Your instructions:
Some lines below hold "badges". Pick them out and copy them.

Exercise material:
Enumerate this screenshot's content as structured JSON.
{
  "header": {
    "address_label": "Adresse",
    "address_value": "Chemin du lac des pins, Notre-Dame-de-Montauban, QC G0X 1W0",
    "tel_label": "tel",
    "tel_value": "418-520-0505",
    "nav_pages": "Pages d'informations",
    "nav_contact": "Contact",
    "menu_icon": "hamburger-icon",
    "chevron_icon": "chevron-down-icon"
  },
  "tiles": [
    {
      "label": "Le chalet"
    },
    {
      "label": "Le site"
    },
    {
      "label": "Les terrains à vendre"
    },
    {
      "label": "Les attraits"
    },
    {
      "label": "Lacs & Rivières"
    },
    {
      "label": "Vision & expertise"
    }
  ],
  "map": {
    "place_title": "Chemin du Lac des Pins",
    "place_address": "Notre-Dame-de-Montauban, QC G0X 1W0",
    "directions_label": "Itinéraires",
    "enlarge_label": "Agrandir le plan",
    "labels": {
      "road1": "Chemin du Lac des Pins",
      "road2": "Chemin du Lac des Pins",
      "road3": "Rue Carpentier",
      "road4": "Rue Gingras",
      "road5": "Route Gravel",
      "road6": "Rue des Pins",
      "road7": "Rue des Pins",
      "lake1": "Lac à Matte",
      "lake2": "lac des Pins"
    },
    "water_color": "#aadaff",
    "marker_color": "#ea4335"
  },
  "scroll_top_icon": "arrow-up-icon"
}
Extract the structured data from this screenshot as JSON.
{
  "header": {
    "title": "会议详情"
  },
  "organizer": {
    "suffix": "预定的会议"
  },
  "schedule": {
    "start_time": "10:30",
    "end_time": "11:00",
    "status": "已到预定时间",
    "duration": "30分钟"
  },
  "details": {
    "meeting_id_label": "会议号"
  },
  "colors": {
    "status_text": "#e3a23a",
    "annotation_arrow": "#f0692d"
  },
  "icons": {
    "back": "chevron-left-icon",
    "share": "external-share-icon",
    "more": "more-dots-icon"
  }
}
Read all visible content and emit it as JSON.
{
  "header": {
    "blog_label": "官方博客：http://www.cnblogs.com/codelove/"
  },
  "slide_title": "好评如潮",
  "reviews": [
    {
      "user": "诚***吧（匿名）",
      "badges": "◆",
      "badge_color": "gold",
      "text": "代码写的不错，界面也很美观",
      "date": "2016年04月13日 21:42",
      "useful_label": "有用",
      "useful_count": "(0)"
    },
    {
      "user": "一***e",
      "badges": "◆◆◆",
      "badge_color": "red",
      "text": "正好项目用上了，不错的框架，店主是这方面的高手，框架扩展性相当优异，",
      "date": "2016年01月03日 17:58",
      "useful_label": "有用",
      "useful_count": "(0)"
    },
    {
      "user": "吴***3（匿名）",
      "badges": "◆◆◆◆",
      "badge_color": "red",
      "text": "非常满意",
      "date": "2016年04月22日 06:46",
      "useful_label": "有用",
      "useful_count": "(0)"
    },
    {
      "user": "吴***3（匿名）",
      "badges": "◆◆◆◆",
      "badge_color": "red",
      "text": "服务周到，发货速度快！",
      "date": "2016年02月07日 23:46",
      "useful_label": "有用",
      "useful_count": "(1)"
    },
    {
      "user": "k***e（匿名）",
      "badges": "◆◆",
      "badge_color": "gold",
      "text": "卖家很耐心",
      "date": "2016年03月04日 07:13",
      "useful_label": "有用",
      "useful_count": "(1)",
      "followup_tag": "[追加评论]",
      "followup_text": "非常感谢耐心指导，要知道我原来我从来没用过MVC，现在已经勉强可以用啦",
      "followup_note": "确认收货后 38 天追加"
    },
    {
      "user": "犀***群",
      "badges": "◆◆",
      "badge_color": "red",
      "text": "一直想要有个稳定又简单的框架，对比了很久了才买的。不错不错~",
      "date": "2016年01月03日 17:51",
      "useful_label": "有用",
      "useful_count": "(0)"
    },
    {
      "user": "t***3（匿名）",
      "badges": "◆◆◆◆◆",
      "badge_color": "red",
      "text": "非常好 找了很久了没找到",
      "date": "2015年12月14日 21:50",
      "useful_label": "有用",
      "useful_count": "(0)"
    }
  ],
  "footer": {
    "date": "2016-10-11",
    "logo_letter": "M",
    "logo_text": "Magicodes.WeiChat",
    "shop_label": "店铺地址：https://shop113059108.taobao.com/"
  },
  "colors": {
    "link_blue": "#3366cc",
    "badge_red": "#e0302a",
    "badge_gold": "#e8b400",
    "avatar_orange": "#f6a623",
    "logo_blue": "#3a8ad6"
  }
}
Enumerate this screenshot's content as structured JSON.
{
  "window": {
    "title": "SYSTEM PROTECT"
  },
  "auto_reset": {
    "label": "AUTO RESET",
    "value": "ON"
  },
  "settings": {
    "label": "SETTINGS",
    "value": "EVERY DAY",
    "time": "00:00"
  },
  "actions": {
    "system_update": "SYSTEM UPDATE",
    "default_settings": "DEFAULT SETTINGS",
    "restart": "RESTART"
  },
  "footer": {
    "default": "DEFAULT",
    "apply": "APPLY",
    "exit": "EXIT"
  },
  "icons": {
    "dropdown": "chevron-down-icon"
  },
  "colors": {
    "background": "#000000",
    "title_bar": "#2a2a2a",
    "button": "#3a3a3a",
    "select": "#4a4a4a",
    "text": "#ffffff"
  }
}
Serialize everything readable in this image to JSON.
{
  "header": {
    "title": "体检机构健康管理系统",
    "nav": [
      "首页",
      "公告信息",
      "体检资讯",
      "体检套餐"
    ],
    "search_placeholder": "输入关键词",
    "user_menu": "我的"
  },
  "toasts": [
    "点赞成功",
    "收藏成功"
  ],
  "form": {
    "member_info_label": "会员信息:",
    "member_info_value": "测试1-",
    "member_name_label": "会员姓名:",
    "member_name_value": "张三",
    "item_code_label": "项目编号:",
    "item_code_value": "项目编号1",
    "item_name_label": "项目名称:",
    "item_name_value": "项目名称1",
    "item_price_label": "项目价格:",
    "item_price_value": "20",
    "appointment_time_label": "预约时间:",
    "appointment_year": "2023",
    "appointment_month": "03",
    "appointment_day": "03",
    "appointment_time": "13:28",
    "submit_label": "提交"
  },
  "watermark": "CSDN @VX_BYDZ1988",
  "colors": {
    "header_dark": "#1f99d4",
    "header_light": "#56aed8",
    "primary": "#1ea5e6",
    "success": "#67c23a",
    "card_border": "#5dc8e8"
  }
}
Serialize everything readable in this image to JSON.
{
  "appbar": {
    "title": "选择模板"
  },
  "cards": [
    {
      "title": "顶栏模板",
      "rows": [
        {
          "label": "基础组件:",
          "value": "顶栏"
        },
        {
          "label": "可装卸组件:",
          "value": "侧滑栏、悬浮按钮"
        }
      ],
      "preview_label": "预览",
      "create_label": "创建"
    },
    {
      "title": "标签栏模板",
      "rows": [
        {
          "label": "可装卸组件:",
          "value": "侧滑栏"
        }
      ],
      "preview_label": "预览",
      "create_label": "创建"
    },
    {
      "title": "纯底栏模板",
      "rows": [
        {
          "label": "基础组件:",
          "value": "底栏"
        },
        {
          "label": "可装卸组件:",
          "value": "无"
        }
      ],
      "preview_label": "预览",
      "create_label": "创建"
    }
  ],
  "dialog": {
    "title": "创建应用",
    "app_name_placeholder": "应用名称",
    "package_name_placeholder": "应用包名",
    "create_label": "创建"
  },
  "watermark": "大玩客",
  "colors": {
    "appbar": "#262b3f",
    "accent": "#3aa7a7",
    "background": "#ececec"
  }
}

Answer to this problem:
      "badges": "◆",
      "badges": "◆◆◆",
      "badges": "◆◆◆◆",
      "badges": "◆◆◆◆",
      "badges": "◆◆",
      "badges": "◆◆",
      "badges": "◆◆◆◆◆",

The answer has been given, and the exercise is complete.